**Exercise directions**
Please tally the lines below that contain the string "this" and reply with that figure only.

Extracted records:
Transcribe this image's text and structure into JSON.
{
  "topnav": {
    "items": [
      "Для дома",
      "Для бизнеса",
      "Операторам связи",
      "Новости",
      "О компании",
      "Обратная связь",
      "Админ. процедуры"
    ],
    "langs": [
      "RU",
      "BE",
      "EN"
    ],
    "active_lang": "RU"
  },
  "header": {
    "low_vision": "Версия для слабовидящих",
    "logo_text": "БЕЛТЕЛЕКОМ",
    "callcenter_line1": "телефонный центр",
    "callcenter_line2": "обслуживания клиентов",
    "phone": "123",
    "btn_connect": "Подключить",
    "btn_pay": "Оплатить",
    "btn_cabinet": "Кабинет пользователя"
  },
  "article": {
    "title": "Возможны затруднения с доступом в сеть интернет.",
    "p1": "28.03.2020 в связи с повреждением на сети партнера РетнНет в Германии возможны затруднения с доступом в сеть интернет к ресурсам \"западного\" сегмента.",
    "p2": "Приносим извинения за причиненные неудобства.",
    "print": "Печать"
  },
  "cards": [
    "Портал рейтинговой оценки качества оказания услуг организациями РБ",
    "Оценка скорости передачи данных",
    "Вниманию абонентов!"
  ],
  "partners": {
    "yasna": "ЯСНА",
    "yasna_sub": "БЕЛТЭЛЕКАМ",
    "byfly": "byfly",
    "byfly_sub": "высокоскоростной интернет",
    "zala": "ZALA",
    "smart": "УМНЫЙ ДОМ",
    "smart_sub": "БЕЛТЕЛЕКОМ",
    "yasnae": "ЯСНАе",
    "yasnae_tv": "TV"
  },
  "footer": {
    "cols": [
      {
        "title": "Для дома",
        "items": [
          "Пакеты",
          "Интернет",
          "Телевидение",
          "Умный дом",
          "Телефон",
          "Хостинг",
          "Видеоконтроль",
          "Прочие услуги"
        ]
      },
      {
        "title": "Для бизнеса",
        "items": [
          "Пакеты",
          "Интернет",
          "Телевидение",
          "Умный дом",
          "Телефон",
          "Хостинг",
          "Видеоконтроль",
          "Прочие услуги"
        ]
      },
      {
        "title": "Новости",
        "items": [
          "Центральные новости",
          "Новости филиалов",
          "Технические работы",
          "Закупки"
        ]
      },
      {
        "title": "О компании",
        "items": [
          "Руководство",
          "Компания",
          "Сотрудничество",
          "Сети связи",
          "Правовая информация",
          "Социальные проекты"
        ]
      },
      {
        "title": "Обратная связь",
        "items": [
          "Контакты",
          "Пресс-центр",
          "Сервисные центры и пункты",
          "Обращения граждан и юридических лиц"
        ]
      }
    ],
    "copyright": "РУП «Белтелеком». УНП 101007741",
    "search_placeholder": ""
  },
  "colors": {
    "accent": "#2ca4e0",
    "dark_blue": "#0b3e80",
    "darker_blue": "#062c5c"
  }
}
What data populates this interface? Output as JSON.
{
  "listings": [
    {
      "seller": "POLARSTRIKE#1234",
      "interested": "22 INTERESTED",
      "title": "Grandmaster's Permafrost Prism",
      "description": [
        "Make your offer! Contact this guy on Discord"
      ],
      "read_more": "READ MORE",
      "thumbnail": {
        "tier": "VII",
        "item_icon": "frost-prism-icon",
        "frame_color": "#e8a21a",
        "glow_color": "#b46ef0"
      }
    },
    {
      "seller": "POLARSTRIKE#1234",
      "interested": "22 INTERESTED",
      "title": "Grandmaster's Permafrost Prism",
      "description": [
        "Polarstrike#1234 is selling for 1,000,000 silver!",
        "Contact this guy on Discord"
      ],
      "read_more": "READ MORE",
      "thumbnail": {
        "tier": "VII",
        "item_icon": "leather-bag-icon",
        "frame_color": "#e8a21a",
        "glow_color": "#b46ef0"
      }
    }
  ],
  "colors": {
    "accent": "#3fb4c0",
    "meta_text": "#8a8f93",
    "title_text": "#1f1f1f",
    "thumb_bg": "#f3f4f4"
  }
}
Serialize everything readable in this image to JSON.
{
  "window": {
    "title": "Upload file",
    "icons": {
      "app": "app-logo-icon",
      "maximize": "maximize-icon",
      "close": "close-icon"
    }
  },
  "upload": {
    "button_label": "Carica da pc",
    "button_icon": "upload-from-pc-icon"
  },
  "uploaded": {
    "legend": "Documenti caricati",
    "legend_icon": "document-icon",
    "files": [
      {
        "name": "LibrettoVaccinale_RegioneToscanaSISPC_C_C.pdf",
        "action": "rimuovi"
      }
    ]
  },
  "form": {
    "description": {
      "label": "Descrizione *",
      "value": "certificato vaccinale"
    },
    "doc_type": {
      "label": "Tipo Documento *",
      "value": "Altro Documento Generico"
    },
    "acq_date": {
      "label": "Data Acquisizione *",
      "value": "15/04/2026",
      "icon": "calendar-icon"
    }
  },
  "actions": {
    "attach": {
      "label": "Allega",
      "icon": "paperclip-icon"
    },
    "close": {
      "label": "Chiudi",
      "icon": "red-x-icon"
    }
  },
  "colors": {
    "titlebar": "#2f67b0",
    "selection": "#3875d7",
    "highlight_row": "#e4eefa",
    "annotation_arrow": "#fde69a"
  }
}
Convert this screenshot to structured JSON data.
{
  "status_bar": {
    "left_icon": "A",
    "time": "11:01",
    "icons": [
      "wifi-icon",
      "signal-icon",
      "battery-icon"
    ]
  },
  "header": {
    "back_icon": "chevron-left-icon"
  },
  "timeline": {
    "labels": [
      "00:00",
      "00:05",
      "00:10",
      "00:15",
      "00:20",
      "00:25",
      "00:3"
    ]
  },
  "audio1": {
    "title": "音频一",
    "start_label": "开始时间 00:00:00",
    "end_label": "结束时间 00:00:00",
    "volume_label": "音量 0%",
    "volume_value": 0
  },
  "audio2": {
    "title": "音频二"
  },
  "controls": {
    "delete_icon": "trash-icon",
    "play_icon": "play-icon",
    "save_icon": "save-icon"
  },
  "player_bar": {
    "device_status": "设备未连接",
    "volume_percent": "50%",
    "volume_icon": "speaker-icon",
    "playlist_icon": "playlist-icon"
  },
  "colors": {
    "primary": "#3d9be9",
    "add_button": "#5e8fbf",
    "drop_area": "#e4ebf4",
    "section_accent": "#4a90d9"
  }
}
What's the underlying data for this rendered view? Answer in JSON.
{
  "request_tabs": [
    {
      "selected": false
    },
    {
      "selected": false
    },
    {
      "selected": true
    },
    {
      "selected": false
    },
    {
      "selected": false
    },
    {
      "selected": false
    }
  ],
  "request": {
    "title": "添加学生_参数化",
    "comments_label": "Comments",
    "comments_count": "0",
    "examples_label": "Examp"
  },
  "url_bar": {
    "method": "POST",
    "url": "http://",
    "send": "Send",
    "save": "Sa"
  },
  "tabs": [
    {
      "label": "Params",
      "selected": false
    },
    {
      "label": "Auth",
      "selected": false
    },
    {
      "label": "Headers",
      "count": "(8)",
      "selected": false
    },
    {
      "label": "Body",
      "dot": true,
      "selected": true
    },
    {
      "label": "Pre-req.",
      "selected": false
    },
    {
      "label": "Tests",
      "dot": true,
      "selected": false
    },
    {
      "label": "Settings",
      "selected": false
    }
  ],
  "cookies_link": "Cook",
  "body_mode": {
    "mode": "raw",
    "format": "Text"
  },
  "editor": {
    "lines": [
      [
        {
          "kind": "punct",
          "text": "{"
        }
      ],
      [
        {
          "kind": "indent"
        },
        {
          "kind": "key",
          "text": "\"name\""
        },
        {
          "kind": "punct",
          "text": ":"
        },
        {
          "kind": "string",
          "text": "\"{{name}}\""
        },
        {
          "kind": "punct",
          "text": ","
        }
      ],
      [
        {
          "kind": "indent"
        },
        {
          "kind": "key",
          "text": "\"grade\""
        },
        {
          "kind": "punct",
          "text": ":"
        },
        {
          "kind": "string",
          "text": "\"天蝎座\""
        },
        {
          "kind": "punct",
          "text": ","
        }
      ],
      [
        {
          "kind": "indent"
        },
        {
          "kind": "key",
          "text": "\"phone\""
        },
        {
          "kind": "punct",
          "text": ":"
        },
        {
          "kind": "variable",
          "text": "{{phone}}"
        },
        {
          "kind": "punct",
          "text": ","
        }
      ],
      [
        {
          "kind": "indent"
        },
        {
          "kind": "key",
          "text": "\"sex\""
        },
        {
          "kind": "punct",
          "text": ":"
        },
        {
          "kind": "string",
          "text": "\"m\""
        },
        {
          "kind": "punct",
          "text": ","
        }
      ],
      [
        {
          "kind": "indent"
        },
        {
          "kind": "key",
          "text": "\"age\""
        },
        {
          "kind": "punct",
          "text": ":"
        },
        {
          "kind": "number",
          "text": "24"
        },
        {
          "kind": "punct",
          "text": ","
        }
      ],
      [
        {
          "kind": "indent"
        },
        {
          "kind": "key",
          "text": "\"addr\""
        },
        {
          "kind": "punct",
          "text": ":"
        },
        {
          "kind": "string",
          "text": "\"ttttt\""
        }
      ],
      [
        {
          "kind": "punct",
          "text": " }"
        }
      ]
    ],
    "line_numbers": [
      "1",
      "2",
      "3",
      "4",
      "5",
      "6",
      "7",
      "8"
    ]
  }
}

**Written solution**
7